EXERCISE DIRECTIONS: Wherever the string "this" appears in the listing, copy that line.

RECORDS TO PROCESS:
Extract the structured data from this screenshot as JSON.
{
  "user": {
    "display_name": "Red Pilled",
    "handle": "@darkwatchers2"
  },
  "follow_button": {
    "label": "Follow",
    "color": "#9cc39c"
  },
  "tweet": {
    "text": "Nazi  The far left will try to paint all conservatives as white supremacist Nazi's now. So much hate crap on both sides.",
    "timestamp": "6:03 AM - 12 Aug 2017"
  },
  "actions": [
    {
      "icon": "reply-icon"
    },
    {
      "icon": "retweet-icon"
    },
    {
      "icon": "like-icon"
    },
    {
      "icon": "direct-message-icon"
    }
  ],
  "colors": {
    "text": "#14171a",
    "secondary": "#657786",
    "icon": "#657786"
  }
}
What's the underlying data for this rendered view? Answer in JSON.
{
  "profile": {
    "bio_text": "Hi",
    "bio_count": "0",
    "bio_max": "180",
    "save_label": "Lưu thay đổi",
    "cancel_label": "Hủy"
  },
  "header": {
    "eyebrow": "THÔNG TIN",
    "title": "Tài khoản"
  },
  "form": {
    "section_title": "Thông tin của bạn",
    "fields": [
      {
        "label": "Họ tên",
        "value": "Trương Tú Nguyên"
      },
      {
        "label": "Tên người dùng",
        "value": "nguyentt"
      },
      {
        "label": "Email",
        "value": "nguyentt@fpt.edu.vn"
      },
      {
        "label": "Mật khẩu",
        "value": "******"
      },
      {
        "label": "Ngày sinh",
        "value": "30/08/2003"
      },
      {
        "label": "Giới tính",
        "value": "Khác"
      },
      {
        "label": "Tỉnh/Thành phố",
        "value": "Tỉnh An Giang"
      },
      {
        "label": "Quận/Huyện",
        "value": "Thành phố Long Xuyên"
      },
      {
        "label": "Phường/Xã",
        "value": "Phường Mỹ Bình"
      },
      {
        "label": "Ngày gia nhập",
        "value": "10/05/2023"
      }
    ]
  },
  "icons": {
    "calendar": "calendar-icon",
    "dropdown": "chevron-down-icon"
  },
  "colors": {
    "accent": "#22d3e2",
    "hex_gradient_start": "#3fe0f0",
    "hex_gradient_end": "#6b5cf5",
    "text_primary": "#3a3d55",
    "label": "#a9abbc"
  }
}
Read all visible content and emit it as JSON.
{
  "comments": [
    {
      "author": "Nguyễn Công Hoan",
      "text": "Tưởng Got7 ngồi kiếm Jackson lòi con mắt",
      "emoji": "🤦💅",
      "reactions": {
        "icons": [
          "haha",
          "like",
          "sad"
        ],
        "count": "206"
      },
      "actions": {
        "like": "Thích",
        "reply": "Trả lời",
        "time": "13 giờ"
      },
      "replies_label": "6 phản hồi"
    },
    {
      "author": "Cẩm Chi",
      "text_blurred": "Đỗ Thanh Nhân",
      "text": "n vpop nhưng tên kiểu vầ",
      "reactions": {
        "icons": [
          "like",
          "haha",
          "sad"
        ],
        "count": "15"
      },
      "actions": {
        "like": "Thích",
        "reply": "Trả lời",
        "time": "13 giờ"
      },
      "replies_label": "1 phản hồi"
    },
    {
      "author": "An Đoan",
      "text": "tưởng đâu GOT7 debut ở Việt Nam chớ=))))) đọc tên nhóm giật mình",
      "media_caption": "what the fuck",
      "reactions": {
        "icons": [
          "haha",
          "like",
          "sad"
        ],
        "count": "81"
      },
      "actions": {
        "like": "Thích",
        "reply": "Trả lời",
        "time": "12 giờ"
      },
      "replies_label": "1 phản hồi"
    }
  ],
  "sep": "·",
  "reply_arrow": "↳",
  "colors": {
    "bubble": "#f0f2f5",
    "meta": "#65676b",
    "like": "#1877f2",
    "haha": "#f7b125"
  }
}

RESPONSE AREA:
Extract the structured data from this screenshot as JSON.
What's the underlying data for this rendered view? Answer in JSON.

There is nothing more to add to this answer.